EXERCISE INPUTS START
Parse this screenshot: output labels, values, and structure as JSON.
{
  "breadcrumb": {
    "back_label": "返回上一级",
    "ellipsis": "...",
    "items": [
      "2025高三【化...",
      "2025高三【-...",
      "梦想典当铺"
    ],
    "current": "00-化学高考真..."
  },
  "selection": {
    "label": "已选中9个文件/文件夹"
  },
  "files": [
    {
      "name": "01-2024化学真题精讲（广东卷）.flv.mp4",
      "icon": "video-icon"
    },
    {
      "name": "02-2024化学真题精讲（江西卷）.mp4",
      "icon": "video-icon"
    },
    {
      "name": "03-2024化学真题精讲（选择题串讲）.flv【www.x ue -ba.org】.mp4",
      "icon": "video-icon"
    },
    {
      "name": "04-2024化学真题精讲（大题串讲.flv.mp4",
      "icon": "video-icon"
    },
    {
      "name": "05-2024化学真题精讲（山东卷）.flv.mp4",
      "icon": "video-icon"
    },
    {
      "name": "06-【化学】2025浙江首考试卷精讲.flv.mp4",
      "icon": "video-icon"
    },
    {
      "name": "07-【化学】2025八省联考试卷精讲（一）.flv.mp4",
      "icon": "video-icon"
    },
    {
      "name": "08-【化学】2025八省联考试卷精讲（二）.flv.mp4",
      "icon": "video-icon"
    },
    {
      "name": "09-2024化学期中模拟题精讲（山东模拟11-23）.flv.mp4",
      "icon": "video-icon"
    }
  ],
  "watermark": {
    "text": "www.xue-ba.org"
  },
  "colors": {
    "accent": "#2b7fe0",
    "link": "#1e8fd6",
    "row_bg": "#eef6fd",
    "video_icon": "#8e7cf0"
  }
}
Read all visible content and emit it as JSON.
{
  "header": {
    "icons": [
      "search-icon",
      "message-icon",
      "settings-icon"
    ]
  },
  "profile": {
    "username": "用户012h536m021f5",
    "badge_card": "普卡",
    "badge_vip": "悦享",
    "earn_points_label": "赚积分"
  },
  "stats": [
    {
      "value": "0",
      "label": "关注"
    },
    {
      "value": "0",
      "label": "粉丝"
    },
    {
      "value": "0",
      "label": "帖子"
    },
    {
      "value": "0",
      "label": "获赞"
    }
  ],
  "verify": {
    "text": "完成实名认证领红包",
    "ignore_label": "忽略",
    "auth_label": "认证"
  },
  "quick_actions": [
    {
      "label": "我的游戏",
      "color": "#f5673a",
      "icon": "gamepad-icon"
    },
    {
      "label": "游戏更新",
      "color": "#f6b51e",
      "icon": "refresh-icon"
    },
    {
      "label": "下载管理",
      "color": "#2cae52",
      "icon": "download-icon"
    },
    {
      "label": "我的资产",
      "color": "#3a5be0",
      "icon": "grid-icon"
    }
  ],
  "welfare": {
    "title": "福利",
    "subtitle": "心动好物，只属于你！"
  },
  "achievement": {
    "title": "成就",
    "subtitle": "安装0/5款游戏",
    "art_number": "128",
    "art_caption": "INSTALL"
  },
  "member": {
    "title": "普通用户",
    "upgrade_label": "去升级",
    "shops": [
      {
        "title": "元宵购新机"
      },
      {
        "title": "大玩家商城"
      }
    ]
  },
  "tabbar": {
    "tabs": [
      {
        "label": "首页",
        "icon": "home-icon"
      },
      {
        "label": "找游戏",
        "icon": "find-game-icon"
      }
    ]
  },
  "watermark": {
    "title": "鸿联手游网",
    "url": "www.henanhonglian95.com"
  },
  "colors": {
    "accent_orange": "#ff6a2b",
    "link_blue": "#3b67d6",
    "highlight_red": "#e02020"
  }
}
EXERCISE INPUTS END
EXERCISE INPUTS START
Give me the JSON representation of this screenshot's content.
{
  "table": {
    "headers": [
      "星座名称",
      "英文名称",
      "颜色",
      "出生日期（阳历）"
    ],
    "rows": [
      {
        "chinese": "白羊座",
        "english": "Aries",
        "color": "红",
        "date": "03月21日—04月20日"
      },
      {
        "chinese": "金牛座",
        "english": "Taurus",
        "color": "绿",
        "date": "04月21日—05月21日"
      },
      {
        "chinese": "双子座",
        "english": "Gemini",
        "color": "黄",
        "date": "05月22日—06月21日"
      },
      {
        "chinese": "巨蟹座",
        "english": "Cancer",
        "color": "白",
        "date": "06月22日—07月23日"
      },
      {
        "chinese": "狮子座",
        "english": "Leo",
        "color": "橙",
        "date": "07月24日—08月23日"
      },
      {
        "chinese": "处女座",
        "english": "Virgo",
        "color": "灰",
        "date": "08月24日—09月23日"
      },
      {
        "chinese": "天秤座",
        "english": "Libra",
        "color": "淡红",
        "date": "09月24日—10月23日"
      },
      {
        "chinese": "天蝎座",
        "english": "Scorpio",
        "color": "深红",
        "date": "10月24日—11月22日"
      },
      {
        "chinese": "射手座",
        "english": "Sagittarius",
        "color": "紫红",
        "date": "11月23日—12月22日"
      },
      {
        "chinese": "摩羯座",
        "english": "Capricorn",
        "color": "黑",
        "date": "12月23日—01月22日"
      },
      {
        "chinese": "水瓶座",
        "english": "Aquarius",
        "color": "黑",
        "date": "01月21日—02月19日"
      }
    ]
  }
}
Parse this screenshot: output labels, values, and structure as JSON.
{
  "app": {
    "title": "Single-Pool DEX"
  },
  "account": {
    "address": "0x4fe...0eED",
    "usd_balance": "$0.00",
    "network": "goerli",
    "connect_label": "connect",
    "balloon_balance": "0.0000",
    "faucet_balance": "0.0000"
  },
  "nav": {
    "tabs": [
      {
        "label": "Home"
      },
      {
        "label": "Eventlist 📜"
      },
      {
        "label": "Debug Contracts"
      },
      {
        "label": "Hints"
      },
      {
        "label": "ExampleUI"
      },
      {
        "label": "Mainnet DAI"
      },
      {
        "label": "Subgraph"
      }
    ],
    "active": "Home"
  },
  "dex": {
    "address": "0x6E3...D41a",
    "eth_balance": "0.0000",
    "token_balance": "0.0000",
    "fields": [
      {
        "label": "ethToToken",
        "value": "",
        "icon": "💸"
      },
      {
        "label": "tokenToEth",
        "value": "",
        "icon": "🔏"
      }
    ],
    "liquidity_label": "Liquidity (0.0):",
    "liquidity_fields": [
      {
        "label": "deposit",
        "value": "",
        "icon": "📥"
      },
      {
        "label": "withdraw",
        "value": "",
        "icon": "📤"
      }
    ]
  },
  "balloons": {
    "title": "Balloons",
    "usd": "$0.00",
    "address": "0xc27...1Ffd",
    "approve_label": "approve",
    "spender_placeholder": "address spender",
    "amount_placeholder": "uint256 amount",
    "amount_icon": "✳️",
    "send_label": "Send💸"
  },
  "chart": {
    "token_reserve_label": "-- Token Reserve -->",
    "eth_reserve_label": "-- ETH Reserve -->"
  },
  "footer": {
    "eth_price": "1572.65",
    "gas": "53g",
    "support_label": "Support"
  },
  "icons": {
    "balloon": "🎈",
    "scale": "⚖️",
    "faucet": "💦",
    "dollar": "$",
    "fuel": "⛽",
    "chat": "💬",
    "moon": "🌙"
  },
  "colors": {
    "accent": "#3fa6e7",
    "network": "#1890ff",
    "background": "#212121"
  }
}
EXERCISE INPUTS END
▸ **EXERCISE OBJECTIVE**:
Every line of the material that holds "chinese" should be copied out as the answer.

▸ **ANSWER TO THIS PROBLEM**:
        "chinese": "白羊座",
        "chinese": "金牛座",
        "chinese": "双子座",
        "chinese": "巨蟹座",
        "chinese": "狮子座",
        "chinese": "处女座",
        "chinese": "天秤座",
        "chinese": "天蝎座",
        "chinese": "射手座",
        "chinese": "摩羯座",
        "chinese": "水瓶座",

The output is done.